Thames Water has been fined £3.34m after millions of litres of raw sewage flooded two rivers near Gatwick.
Judge Christine Laing KC DL told Lewes crown court Thames Water deliberately misled the Environment Agency during its investigation.
The untreated effluent killed several thousand fish after equipment failed in late 2017, and the consequence was sewage pouring into one river and then another for several hours.
Investigators found almost 1,400 dead fish in Gatwick Stream and the River Mole, but the court heard this was a fraction of the number the Environment Agency believes were killed.
Many more would have been lost in vegetation and deep pools or eaten by birds and other animals. An Environment Agency officer said the Mole was “carpeted” with dead fish. Species killed included a large 6lbs barbel, plus bream, chub, gudgeon, perch, pike and roach.

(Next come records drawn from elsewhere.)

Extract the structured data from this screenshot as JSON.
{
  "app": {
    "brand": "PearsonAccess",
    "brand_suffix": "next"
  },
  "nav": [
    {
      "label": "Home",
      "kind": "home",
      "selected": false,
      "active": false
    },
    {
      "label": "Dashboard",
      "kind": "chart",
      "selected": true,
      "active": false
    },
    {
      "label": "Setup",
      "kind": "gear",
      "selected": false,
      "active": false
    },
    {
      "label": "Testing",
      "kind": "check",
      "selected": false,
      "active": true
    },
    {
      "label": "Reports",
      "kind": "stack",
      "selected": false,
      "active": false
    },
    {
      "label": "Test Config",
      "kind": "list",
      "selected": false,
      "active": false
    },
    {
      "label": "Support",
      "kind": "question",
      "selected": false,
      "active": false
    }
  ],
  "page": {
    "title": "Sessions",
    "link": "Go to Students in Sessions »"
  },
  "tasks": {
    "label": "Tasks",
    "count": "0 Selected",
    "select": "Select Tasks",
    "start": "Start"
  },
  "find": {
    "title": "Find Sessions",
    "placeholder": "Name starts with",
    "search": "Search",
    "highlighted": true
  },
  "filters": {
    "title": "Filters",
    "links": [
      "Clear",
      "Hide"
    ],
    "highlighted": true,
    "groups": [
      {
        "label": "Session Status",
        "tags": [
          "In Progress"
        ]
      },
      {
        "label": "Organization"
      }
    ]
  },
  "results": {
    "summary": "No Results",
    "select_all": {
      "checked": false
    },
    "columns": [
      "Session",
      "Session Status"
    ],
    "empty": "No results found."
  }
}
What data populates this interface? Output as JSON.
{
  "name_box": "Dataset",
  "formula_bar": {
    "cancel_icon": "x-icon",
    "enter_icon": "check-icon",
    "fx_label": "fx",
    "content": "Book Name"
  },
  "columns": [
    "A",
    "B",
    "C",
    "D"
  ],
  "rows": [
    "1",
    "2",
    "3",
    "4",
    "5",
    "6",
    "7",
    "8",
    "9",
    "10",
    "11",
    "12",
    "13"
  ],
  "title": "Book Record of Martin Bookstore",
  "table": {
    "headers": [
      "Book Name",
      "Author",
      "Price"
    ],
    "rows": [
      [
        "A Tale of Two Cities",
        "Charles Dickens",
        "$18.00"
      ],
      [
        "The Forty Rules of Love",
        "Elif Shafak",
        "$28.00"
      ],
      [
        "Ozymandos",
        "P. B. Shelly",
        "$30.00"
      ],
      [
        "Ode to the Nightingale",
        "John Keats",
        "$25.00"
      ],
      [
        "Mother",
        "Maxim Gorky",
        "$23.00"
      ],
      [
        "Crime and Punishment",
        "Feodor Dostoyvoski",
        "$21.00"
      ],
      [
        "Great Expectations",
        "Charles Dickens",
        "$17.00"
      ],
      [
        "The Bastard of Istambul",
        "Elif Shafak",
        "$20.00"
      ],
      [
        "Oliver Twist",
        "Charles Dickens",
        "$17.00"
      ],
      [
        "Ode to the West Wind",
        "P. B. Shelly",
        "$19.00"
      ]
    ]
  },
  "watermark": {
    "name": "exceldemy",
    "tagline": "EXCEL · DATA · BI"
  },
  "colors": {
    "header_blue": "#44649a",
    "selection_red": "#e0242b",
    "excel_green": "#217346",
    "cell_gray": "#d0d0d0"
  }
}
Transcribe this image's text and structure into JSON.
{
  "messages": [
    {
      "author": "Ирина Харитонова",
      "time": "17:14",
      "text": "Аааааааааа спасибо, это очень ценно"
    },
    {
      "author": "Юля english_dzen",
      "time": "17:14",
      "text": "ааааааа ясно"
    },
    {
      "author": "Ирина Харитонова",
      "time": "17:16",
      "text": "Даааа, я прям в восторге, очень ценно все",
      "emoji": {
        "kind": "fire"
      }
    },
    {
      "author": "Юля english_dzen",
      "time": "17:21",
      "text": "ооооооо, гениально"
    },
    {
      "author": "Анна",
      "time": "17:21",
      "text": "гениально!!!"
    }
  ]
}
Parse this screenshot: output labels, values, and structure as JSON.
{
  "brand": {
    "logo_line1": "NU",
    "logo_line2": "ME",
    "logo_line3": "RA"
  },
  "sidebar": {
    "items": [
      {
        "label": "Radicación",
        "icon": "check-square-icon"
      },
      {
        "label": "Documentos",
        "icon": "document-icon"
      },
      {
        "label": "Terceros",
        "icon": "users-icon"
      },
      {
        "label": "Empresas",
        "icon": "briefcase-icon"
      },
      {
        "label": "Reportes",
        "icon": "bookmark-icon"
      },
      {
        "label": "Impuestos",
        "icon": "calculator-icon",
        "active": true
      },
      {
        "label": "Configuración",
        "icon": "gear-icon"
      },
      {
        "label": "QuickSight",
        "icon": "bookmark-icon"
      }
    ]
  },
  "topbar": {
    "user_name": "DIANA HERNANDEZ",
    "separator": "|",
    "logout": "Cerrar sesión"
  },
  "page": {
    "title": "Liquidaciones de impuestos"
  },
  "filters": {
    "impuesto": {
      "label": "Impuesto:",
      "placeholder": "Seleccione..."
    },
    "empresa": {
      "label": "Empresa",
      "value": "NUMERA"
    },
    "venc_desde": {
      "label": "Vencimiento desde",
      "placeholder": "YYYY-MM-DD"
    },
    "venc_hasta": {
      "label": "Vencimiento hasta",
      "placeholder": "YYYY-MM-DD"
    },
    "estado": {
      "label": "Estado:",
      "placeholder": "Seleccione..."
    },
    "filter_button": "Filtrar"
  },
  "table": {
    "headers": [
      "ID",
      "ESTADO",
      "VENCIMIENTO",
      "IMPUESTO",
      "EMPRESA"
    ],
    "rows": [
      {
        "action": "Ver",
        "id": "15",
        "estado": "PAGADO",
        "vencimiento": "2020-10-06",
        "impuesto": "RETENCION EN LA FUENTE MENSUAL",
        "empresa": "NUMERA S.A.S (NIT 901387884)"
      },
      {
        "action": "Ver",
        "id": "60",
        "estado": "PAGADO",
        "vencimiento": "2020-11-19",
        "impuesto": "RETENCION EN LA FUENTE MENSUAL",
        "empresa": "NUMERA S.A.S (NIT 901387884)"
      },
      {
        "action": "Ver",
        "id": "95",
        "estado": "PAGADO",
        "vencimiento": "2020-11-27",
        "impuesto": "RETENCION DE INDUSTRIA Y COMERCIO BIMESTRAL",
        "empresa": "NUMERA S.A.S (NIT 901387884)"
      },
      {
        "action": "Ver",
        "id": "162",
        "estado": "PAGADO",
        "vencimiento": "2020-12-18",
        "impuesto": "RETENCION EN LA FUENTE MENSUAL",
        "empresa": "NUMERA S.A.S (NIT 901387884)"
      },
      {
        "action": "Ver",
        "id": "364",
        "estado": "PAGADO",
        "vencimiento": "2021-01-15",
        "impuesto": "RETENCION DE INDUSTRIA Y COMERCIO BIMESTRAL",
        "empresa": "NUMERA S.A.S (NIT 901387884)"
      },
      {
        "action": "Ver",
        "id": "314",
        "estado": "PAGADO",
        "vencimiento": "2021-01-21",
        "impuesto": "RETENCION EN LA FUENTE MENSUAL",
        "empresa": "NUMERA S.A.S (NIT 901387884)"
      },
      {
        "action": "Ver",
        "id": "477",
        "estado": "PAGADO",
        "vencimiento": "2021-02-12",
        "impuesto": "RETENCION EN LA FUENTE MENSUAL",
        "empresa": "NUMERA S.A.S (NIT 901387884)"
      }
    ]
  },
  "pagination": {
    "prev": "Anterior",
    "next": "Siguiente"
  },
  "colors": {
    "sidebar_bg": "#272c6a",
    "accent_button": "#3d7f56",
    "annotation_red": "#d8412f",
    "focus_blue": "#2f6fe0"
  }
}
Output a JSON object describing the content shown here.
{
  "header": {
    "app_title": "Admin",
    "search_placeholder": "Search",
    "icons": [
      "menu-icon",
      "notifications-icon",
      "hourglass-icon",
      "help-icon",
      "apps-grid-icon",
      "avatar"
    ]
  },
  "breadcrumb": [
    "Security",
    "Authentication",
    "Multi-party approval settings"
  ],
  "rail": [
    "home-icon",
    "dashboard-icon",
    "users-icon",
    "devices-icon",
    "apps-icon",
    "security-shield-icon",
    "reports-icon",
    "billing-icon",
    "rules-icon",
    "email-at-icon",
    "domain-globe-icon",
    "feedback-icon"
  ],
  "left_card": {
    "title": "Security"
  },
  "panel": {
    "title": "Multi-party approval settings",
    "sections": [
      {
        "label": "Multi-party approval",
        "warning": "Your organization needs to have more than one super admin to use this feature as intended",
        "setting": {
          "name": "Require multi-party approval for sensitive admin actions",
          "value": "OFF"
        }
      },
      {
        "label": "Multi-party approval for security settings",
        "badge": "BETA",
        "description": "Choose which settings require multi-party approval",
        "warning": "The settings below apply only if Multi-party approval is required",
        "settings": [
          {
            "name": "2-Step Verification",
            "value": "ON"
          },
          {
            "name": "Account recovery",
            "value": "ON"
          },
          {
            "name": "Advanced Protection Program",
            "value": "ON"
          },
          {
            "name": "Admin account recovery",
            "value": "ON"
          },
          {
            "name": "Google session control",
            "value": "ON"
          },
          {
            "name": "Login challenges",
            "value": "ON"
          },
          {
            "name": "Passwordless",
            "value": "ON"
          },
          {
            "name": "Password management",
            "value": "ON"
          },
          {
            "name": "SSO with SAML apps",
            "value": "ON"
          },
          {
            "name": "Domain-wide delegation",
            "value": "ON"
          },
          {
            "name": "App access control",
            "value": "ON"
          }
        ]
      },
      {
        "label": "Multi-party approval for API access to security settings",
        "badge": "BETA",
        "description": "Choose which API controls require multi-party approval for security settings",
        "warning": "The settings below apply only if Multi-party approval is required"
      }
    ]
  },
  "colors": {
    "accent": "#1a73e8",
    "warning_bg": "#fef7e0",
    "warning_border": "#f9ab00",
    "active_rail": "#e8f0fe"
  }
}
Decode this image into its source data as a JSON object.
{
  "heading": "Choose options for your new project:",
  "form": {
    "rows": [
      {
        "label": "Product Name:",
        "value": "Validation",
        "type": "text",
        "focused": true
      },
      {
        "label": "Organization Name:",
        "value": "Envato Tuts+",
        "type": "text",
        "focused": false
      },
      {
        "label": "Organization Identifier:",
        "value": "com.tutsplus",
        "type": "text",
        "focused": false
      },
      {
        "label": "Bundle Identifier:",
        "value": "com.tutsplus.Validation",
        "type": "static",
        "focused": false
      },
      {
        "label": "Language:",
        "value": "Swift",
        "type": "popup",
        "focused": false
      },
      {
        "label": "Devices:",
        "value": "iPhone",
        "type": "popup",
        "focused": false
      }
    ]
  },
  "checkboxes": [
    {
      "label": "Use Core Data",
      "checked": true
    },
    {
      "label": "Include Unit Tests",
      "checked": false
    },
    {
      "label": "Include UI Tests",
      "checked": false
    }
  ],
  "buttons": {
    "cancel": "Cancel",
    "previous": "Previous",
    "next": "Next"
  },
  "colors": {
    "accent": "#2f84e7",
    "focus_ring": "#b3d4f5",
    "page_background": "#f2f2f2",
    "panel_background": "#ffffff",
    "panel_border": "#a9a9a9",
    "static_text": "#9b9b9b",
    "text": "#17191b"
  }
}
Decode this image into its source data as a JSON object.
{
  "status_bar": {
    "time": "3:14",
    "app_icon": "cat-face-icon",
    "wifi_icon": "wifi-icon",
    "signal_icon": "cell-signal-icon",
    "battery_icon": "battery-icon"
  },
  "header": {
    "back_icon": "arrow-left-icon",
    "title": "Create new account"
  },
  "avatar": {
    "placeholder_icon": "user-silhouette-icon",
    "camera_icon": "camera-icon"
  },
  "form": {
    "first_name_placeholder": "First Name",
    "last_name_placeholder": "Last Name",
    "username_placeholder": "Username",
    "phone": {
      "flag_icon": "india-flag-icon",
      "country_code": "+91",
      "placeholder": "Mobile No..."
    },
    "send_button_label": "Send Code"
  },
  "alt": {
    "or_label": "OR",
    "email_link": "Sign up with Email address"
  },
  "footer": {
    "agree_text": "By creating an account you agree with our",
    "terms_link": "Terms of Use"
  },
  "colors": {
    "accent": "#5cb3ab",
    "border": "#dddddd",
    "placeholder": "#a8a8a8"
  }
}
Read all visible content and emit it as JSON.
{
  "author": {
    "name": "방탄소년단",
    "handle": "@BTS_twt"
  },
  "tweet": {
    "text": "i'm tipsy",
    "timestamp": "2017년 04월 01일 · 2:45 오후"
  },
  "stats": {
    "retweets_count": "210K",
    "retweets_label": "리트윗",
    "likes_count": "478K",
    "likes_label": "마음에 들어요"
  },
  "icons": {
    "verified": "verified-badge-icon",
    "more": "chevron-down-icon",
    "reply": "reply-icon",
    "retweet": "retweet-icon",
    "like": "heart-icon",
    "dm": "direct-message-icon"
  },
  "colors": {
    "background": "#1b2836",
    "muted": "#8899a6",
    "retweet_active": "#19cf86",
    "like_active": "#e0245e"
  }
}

A pump at the company’s sewage treatment works in Crawley was activated in error. This led to a storm lagoon discharging sewage and rainwater into the stream, which pushing it into the Mole, despite there being no significant rainfall. The lagoon should only come into operation in wet weather.
Judge Laing heard that in the days after the incident, Thames Water said its infrastructure had nothing to do with the pollution. However, they later pleaded guilty to four breaches of environmental law.
Jamie Lloyd, a senior environment officer at the Environment Agency and who led the investigation, said:
“Thames Water missed several opportunities to prevent this pollution incident from occurring. Staff appear to have been oblivious to malfunctions at the sewage treatment works leading up to it and did nothing to intervene. When the alarm was raised, no decisive action was taken until the damage was done.
“Thames Water failed to take responsibility for the incident until several years later – and didn’t provide vital information when requested by the Environment Agency during our investigation.
“We brought this case due to the major environmental impact caused, and because it was entirely avoidable. Thames Water failed to have adequate systems in place to manage the pollution-risk from their site and didn’t respond to alarms.”
The Environment Agency told the court it was a “reckless failure” by Thames Water to not put in place systems to avoid the pollution – and to enforce them.
The problems started a day before the incident. A pump at the sewage works, in the shadow of Gatwick Airport, started working incorrectly, filling the storm lagoon with untreated sewage. The next day, that effluent overflowed from the lagoon into Gatwick Stream and the River Mole.
Thames Water had allowed untreated sewage to pour into the rivers from the lagoon outside of storm conditions. That was illegal.
Nearly 5 kilometres of river, full of protected species like European eel and brown trout and countless other fish, were in grave danger. It had been a popular spot for anglers.
The storm lagoon was only three-quarters the legally required size, meaning it filled up with sewage earlier, discharged into the rivers sooner, giving less protection to fish.
A visual check of the storm lagoon would have told them. Staff could have looked at equipment monitoring the rivers and at the water itself. A range of options to mitigate the disaster were available, but all were missed.
Logbooks revealed staff consistently rated equipment as “unsatisfactory” in the months before the incident and several weeks afterwards.
Thames Water pleaded guilty at an earlier hearing to four breaches of the Environmental Permitting (England and Wales) Regulations 2016 regarding the pollution and operation of Crawley sewage treatment works between 9 and 14 October 2017.
In addition to the £3.34m fine, judge Laing ordered Thames Water to pay the Environment Agency’s costs of £128,961.05.
Prosecutions of Thames Water by the Environment Agency for pollution incidents have now led to fines of £35.7m between 2017 and 2023.